And the ongoing programme of job losses will continue, with the target of 1500 fewer posts expected to be reached by the middle of the year.

Cllr Rankin said financial constraints and rising demand for services had meant major challenges for the coalition over the last five years.

But he said the administration had shifted resources to frontline services to protect citizens from the worst effects of austerity. And he said: “Come the elections in May, we will hand over a council that is in a sound financial position.”

In addition to £40m worth of savings for 2017/18 agreed in last year’s budget, a further £11m savings feature in the new budget, including reductions in spending on consultants.

The Capital budget includes £12.7m for a new primary school in South Edinburgh to relieve pressure on the existing primaries in the area. There is also £16.3m for other new schools, including Boroughmuir High, a replacement for St Crispin’s special school and a new St John’s RC Primary; and another £6.7m for extra classrooms at schools under pressure from rising rolls.

Plans at a glance

* Council tax will go up by three per cent across all bands.

* £40 million savings for 2017/18 have already been agreed as part of last year’s budget – and another £11m are planned now.

* £12m is set aside for North Bridge repairs.

* £12.7m for a new primary school for South Edinburgh

* £16.3m on other new schools and £6.7m for extra classrooms ay under-pressure schools.

* £7.9m towards the new Meadowbank Sports Centre.

* £8.9m for Water of Leith flood prevention.

* £18.5m for roads and pavements.

* £12.5m for street lighting.

* £34.7m for more affordable housing via National Housing Trust.

‘Spending not possible without savings’

The last few years have been challenging for the city council, as they have been for all local authorities.

Demand for services continues to rise amidst increasingly tight financial constraints and a growing, ageing population.

When we became the first council in Scotland to set our budget last year, we did so under similar pressures. Thanks, however, to an unprecedented and wide-ranging programme of transformation, we were able to make the necessary savings at the same time as achieving service improvements and balancing our budget for the ninth consecutive year. The momentum established puts us in a stronger financial position to deliver savings.

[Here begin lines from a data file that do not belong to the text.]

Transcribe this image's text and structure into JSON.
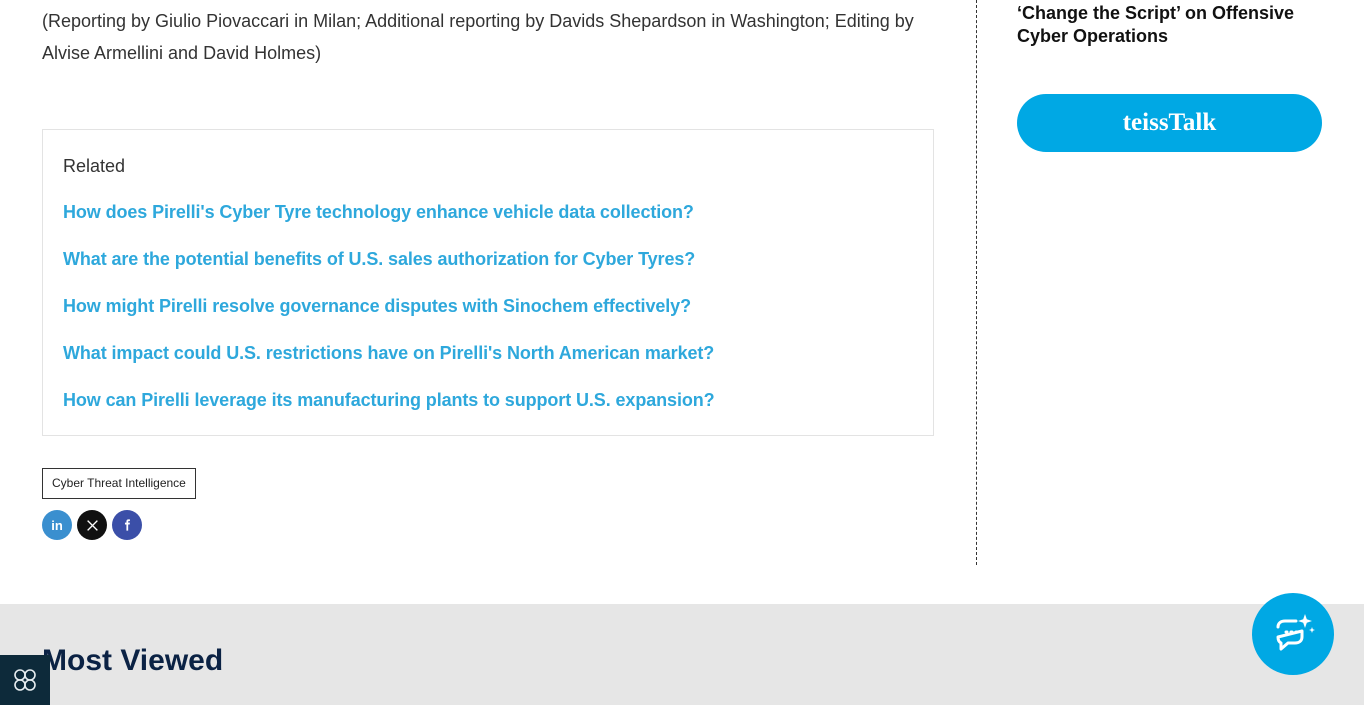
{
  "article": {
    "credit": "(Reporting by Giulio Piovaccari in Milan; Additional reporting by Davids Shepardson in Washington; Editing by Alvise Armellini and David Holmes)"
  },
  "related": {
    "heading": "Related",
    "items": [
      {
        "label": "How does Pirelli's Cyber Tyre technology enhance vehicle data collection?"
      },
      {
        "label": "What are the potential benefits of U.S. sales authorization for Cyber Tyres?"
      },
      {
        "label": "How might Pirelli resolve governance disputes with Sinochem effectively?"
      },
      {
        "label": "What impact could U.S. restrictions have on Pirelli's North American market?"
      },
      {
        "label": "How can Pirelli leverage its manufacturing plants to support U.S. expansion?"
      }
    ]
  },
  "tags": [
    "Cyber Threat Intelligence"
  ],
  "share": {
    "linkedin_label": "in",
    "colors": {
      "linkedin": "#3a8fcf",
      "x": "#111111",
      "facebook": "#3b4fa8"
    }
  },
  "sidebar": {
    "article_title": "‘Change the Script’ on Offensive Cyber Operations",
    "cta_label": "teissTalk"
  },
  "most_viewed": {
    "heading": "Most Viewed"
  },
  "icons": {
    "chat": "chat-sparkle-icon",
    "corner": "network-nodes-icon"
  }
}
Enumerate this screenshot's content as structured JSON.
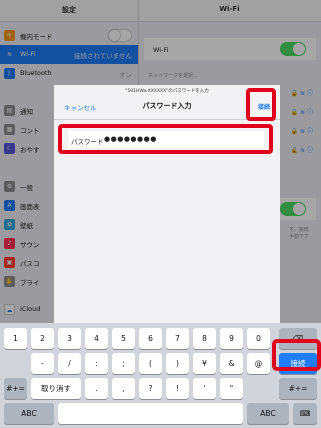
{
  "topbar": {
    "left_title": "設定",
    "right_title": "Wi-Fi"
  },
  "settings": {
    "airplane": "機内モード",
    "wifi": "Wi-Fi",
    "wifi_value": "接続されていません",
    "bluetooth": "Bluetooth",
    "bluetooth_value": "オン",
    "notifications": "通知",
    "control": "コント",
    "dnd": "おやす",
    "general": "一般",
    "display": "画面表",
    "wallpaper": "壁紙",
    "sound": "サウン",
    "passcode": "パスコ",
    "privacy": "プライ",
    "icloud": "iCloud"
  },
  "wifi_panel": {
    "wifi_label": "Wi-Fi",
    "choose_network": "ネットワークを選択...",
    "hint": "す。接続\n手動です"
  },
  "modal": {
    "subtitle": "\"501HWa-XXXXXX\"のパスワードを入力",
    "cancel": "キャンセル",
    "title": "パスワード入力",
    "connect": "接続",
    "password_label": "パスワード",
    "password_value": "●●●●●●●●"
  },
  "keyboard": {
    "row1": [
      "1",
      "2",
      "3",
      "4",
      "5",
      "6",
      "7",
      "8",
      "9",
      "0",
      "⌫"
    ],
    "row2": [
      "-",
      "/",
      ":",
      ";",
      "(",
      ")",
      "¥",
      "&",
      "@",
      "接続"
    ],
    "row3": [
      "#+=",
      "取り消す",
      ".",
      ",",
      "?",
      "!",
      "'",
      "\"",
      "#+="
    ],
    "row4": [
      "ABC",
      "",
      "ABC",
      "⌨"
    ]
  },
  "colors": {
    "accent": "#1e7cf5",
    "highlight": "#e0001b",
    "toggle_on": "#4cd964"
  }
}
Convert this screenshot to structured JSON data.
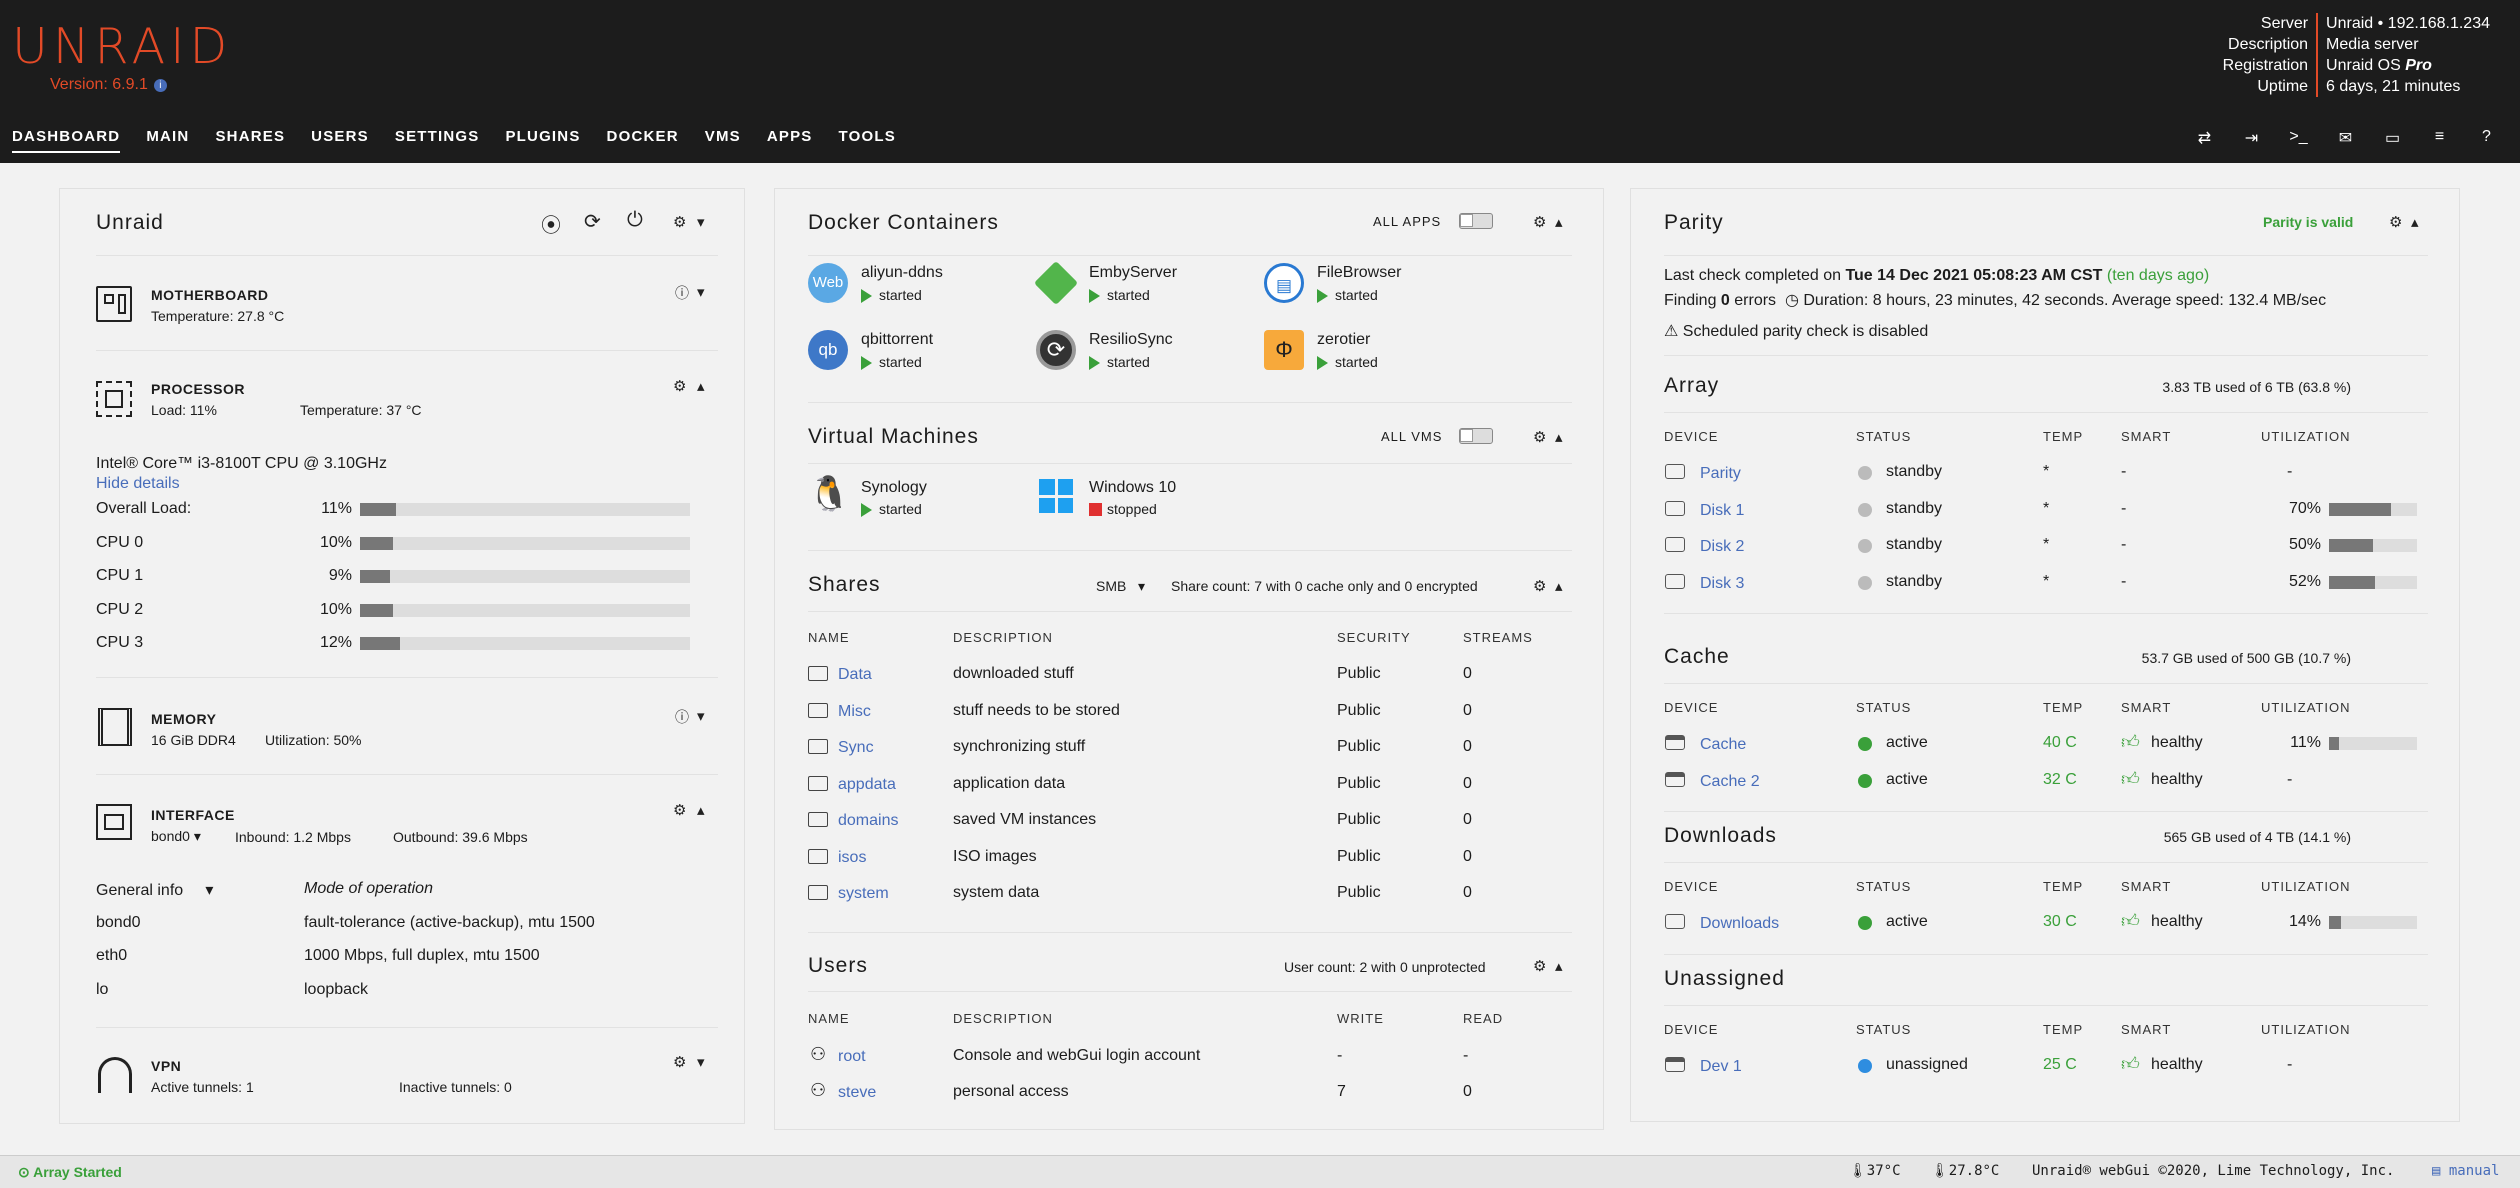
{
  "header": {
    "logo": "UNRAID",
    "version": "Version: 6.9.1",
    "version_info_icon": "info-icon",
    "server_labels": [
      "Server",
      "Description",
      "Registration",
      "Uptime"
    ],
    "server": "Unraid • 192.168.1.234",
    "description": "Media server",
    "registration": "Unraid OS ",
    "registration_em": "Pro",
    "uptime": "6 days, 21 minutes"
  },
  "nav": [
    "DASHBOARD",
    "MAIN",
    "SHARES",
    "USERS",
    "SETTINGS",
    "PLUGINS",
    "DOCKER",
    "VMS",
    "APPS",
    "TOOLS"
  ],
  "toolbar_icons": [
    "switch-icon",
    "logout-icon",
    "terminal-icon",
    "feedback-icon",
    "monitor-icon",
    "log-icon",
    "help-icon"
  ],
  "unraid": {
    "title": "Unraid",
    "motherboard": {
      "title": "MOTHERBOARD",
      "temp": "Temperature: 27.8 °C"
    },
    "processor": {
      "title": "PROCESSOR",
      "load": "Load: 11%",
      "temp": "Temperature: 37 °C",
      "cpu": "Intel® Core™ i3-8100T CPU @ 3.10GHz",
      "hide": "Hide details",
      "rows": [
        {
          "label": "Overall Load:",
          "pct": "11%",
          "v": 0.11
        },
        {
          "label": "CPU 0",
          "pct": "10%",
          "v": 0.1
        },
        {
          "label": "CPU 1",
          "pct": "9%",
          "v": 0.09
        },
        {
          "label": "CPU 2",
          "pct": "10%",
          "v": 0.1
        },
        {
          "label": "CPU 3",
          "pct": "12%",
          "v": 0.12
        }
      ]
    },
    "memory": {
      "title": "MEMORY",
      "size": "16 GiB DDR4",
      "util": "Utilization: 50%"
    },
    "interface": {
      "title": "INTERFACE",
      "iface": "bond0",
      "inbound": "Inbound: 1.2 Mbps",
      "outbound": "Outbound: 39.6 Mbps",
      "info": "General info",
      "mode": "Mode of operation",
      "rows": [
        {
          "n": "bond0",
          "v": "fault-tolerance (active-backup), mtu 1500"
        },
        {
          "n": "eth0",
          "v": "1000 Mbps, full duplex, mtu 1500"
        },
        {
          "n": "lo",
          "v": "loopback"
        }
      ]
    },
    "vpn": {
      "title": "VPN",
      "active": "Active tunnels: 1",
      "inactive": "Inactive tunnels: 0"
    }
  },
  "docker": {
    "title": "Docker Containers",
    "all": "ALL APPS",
    "items": [
      {
        "n": "aliyun-ddns",
        "s": "started",
        "icon": "Web"
      },
      {
        "n": "EmbyServer",
        "s": "started",
        "icon": "emby-icon"
      },
      {
        "n": "FileBrowser",
        "s": "started",
        "icon": "filebrowser-icon"
      },
      {
        "n": "qbittorrent",
        "s": "started",
        "icon": "qb"
      },
      {
        "n": "ResilioSync",
        "s": "started",
        "icon": "resilio-icon"
      },
      {
        "n": "zerotier",
        "s": "started",
        "icon": "zerotier-icon"
      }
    ]
  },
  "vms": {
    "title": "Virtual Machines",
    "all": "ALL VMS",
    "items": [
      {
        "n": "Synology",
        "s": "started"
      },
      {
        "n": "Windows 10",
        "s": "stopped"
      }
    ]
  },
  "shares": {
    "title": "Shares",
    "proto": "SMB",
    "count": "Share count: 7 with 0 cache only and 0 encrypted",
    "cols": [
      "NAME",
      "DESCRIPTION",
      "SECURITY",
      "STREAMS"
    ],
    "rows": [
      {
        "n": "Data",
        "d": "downloaded stuff",
        "s": "Public",
        "c": "0"
      },
      {
        "n": "Misc",
        "d": "stuff needs to be stored",
        "s": "Public",
        "c": "0"
      },
      {
        "n": "Sync",
        "d": "synchronizing stuff",
        "s": "Public",
        "c": "0"
      },
      {
        "n": "appdata",
        "d": "application data",
        "s": "Public",
        "c": "0"
      },
      {
        "n": "domains",
        "d": "saved VM instances",
        "s": "Public",
        "c": "0"
      },
      {
        "n": "isos",
        "d": "ISO images",
        "s": "Public",
        "c": "0"
      },
      {
        "n": "system",
        "d": "system data",
        "s": "Public",
        "c": "0"
      }
    ]
  },
  "users": {
    "title": "Users",
    "count": "User count: 2 with 0 unprotected",
    "cols": [
      "NAME",
      "DESCRIPTION",
      "WRITE",
      "READ"
    ],
    "rows": [
      {
        "n": "root",
        "d": "Console and webGui login account",
        "w": "-",
        "r": "-"
      },
      {
        "n": "steve",
        "d": "personal access",
        "w": "7",
        "r": "0"
      }
    ]
  },
  "parity": {
    "title": "Parity",
    "valid": "Parity is valid",
    "last_pre": "Last check completed on ",
    "last_date": "Tue 14 Dec 2021 05:08:23 AM CST",
    "last_ago": " (ten days ago)",
    "finding_pre": "Finding ",
    "finding_b": "0",
    "finding_post": " errors",
    "duration": "Duration: 8 hours, 23 minutes, 42 seconds. Average speed: 132.4 MB/sec",
    "sched": "Scheduled parity check is disabled"
  },
  "cols": [
    "DEVICE",
    "STATUS",
    "TEMP",
    "SMART",
    "UTILIZATION"
  ],
  "array": {
    "title": "Array",
    "used": "3.83 TB used of 6 TB (63.8 %)",
    "rows": [
      {
        "d": "Parity",
        "s": "standby",
        "t": "*",
        "m": "-",
        "u": "-",
        "v": null
      },
      {
        "d": "Disk 1",
        "s": "standby",
        "t": "*",
        "m": "-",
        "u": "70%",
        "v": 0.7
      },
      {
        "d": "Disk 2",
        "s": "standby",
        "t": "*",
        "m": "-",
        "u": "50%",
        "v": 0.5
      },
      {
        "d": "Disk 3",
        "s": "standby",
        "t": "*",
        "m": "-",
        "u": "52%",
        "v": 0.52
      }
    ]
  },
  "cache": {
    "title": "Cache",
    "used": "53.7 GB used of 500 GB (10.7 %)",
    "rows": [
      {
        "d": "Cache",
        "s": "active",
        "t": "40 C",
        "m": "healthy",
        "u": "11%",
        "v": 0.11
      },
      {
        "d": "Cache 2",
        "s": "active",
        "t": "32 C",
        "m": "healthy",
        "u": "-",
        "v": null
      }
    ]
  },
  "downloads": {
    "title": "Downloads",
    "used": "565 GB used of 4 TB (14.1 %)",
    "rows": [
      {
        "d": "Downloads",
        "s": "active",
        "t": "30 C",
        "m": "healthy",
        "u": "14%",
        "v": 0.14
      }
    ]
  },
  "unassigned": {
    "title": "Unassigned",
    "rows": [
      {
        "d": "Dev 1",
        "s": "unassigned",
        "t": "25 C",
        "m": "healthy",
        "u": "-"
      }
    ]
  },
  "footer": {
    "status": "Array Started",
    "t1": "37°C",
    "t2": "27.8°C",
    "copy": "Unraid® webGui ©2020, Lime Technology, Inc.",
    "manual": "manual"
  }
}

Over the last 12 months we have successfully delivered several high profile projects for Edinburgh, including the completion of a new Portobello High School, the pioneering roll-out of 20mph limits and the establishment of our own arm’s-length energy services company, Energy for Edinburgh. At the same time, we’re still on track to make a necessary £73 million of savings for 2016/17. As we prepare to set the 2017/18 budget, it gives us the opportunity to reflect on all that’s been accomplished by the Capital Coalition since its formation.

We have adopted an open and transparent approach, involving the public. As our external auditor has noted, we have addressed our immediate financial challenges effectively – we reduced our borrowing by £100m between March 2014 and March 2016 – whilst putting in place solid foundations to sustain investment in key services.

I’m proud to look back over this period, during which time we have delivered some of the most significant projects in Edinburgh’s recent history, amongst these the investment of more than £600m in affordable homes, the creation of the Edinburgh Guarantee to support young people into jobs and apprenticeships and the Edinburgh Trams.

Now, as we look forward, we are still committed to investing in infrastructure. We have developed a five-year, £440m investment programme.

But this spending will not be possible without efficiencies in other areas. We’ve already approved £40m worth of savings in 2017/18 but now have further savings to make.

Continuing with council-wide transformation will achieve some of these savings but we are also proposing to increase council tax for the first time in nine years. This necessary change will enable us to continue providing the services that matter.

Involving citizens in the budget-setting process has always been a priority. This year has been no different, with almost 2000 people responding to the “Play Your Part” budget consultation.

Councillor Alasdair Rankin is the city’s finance leader